- _Task directions_:
Within the listing below, tally the lines where the word "false" appears, and answer with nothing but the tally.

- _Material provided_:

--------

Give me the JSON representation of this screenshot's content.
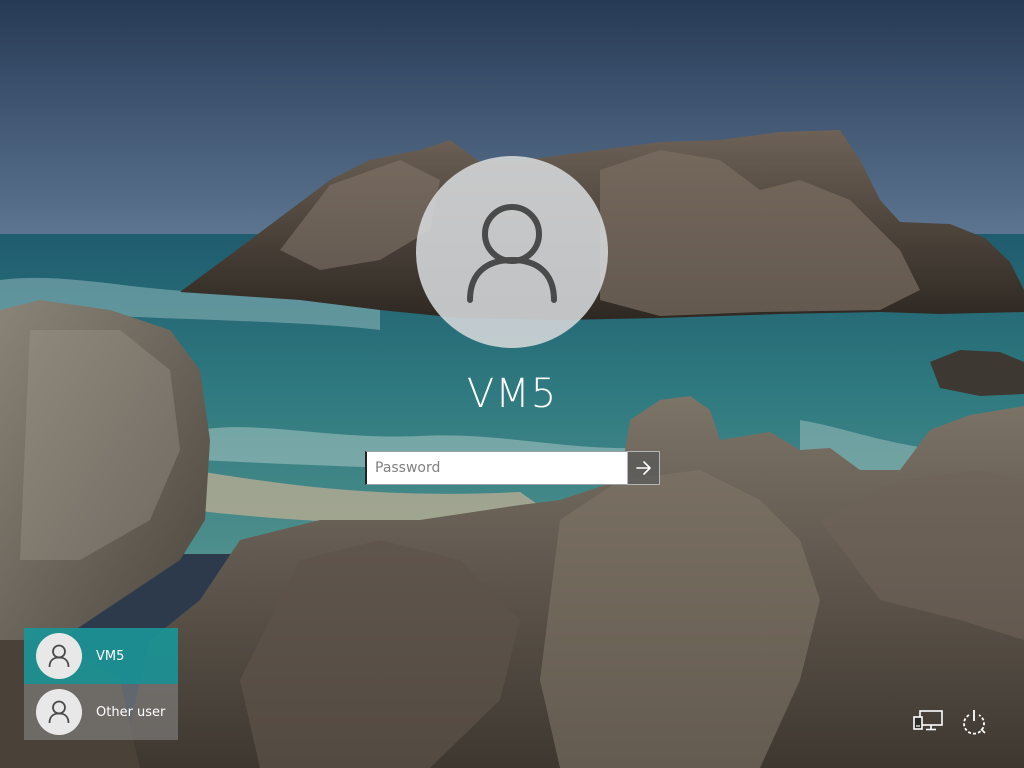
{
  "login": {
    "user_name": "VM5",
    "password_placeholder": "Password",
    "submit_icon": "arrow-right-icon"
  },
  "user_list": [
    {
      "label": "VM5",
      "selected": true,
      "icon": "user-icon"
    },
    {
      "label": "Other user",
      "selected": false,
      "icon": "user-icon"
    }
  ],
  "system_icons": [
    {
      "name": "network-icon"
    },
    {
      "name": "power-icon"
    }
  ],
  "colors": {
    "selected_tile": "#1b9496",
    "avatar_bg": "#d6d8db",
    "icon_stroke": "#4a4a4a"
  }
}
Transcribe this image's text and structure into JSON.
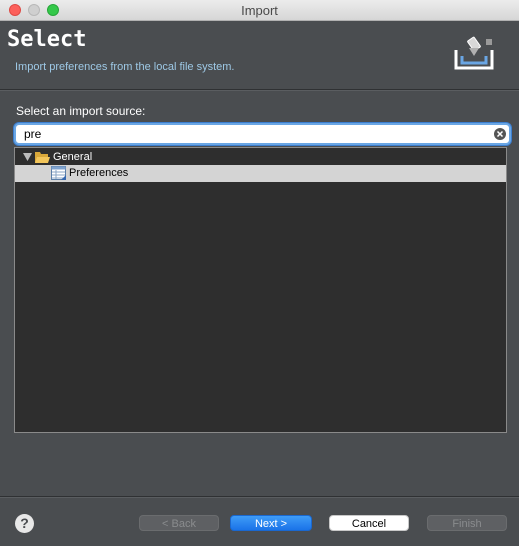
{
  "window": {
    "title": "Import"
  },
  "banner": {
    "heading": "Select",
    "description": "Import preferences from the local file system.",
    "icon": "import-wizard-icon"
  },
  "source": {
    "label": "Select an import source:",
    "filter_value": "pre"
  },
  "tree": {
    "items": [
      {
        "label": "General",
        "icon": "folder-open-icon",
        "expanded": true
      },
      {
        "label": "Preferences",
        "icon": "preferences-icon",
        "selected": true
      }
    ]
  },
  "footer": {
    "help_label": "?",
    "back_label": "< Back",
    "next_label": "Next >",
    "cancel_label": "Cancel",
    "finish_label": "Finish"
  },
  "colors": {
    "background": "#4a4d50",
    "accent": "#1a73e8",
    "description_text": "#9ec9e6"
  }
}
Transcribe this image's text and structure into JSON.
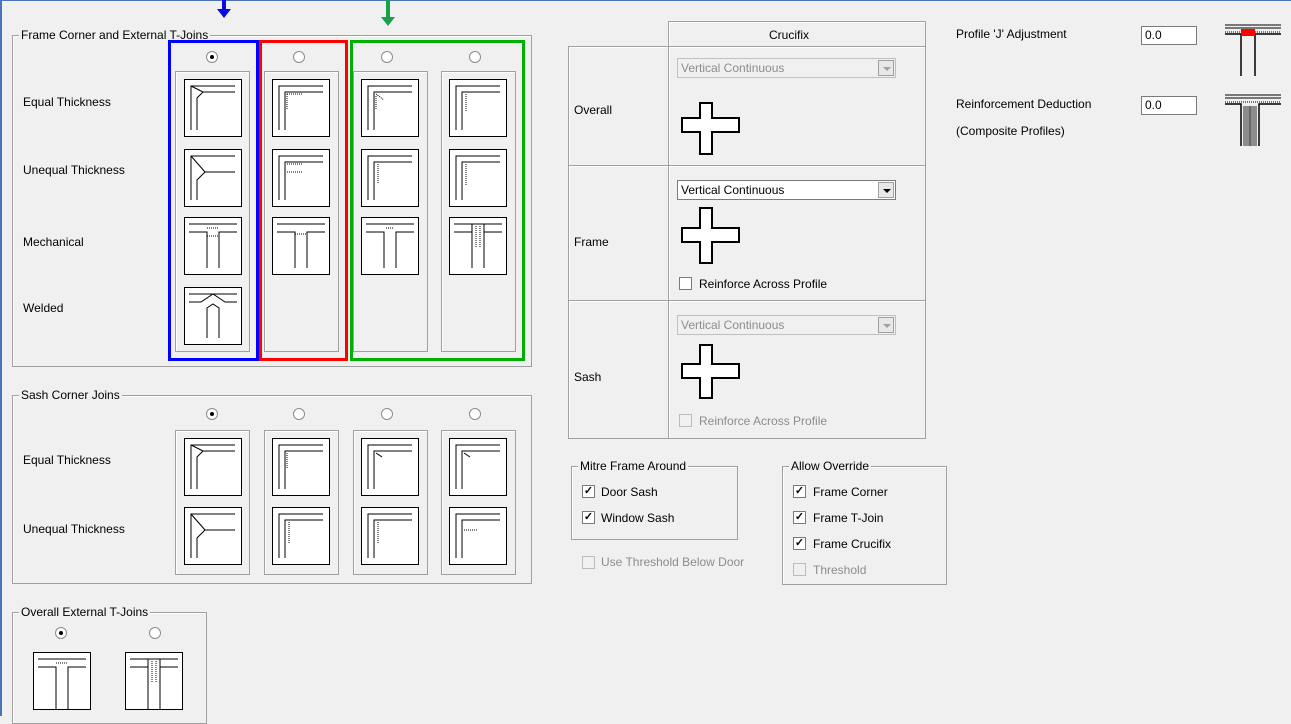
{
  "frame_group": {
    "title": "Frame Corner and External T-Joins",
    "rows": [
      "Equal Thickness",
      "Unequal Thickness",
      "Mechanical",
      "Welded"
    ],
    "selected_column": 0
  },
  "sash_group": {
    "title": "Sash Corner Joins",
    "rows": [
      "Equal Thickness",
      "Unequal Thickness"
    ],
    "selected_column": 0
  },
  "ext_group": {
    "title": "Overall External T-Joins",
    "selected_column": 0
  },
  "crucifix": {
    "header": "Crucifix",
    "rows": [
      {
        "label": "Overall",
        "combo": "Vertical Continuous",
        "combo_enabled": false
      },
      {
        "label": "Frame",
        "combo": "Vertical Continuous",
        "combo_enabled": true,
        "checkbox": "Reinforce Across Profile",
        "checkbox_enabled": true,
        "checked": false
      },
      {
        "label": "Sash",
        "combo": "Vertical Continuous",
        "combo_enabled": false,
        "checkbox": "Reinforce Across Profile",
        "checkbox_enabled": false,
        "checked": false
      }
    ]
  },
  "mitre": {
    "title": "Mitre Frame Around",
    "items": [
      {
        "label": "Door Sash",
        "checked": true
      },
      {
        "label": "Window Sash",
        "checked": true
      }
    ]
  },
  "threshold": {
    "label": "Use Threshold Below Door",
    "checked": false,
    "enabled": false
  },
  "override": {
    "title": "Allow Override",
    "items": [
      {
        "label": "Frame Corner",
        "checked": true,
        "enabled": true
      },
      {
        "label": "Frame T-Join",
        "checked": true,
        "enabled": true
      },
      {
        "label": "Frame Crucifix",
        "checked": true,
        "enabled": true
      },
      {
        "label": "Threshold",
        "checked": false,
        "enabled": false
      }
    ]
  },
  "profile_adjust": {
    "label": "Profile 'J' Adjustment",
    "value": "0.0"
  },
  "reinforcement": {
    "label_line1": "Reinforcement Deduction",
    "label_line2": "(Composite Profiles)",
    "value": "0.0"
  },
  "colors": {
    "blue": "#0000ff",
    "red": "#ff0000",
    "green": "#00b000",
    "arrow_green": "#1aa04a",
    "arrow_blue": "#0a0ae0"
  }
}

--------

- _Response for this exercise_:
10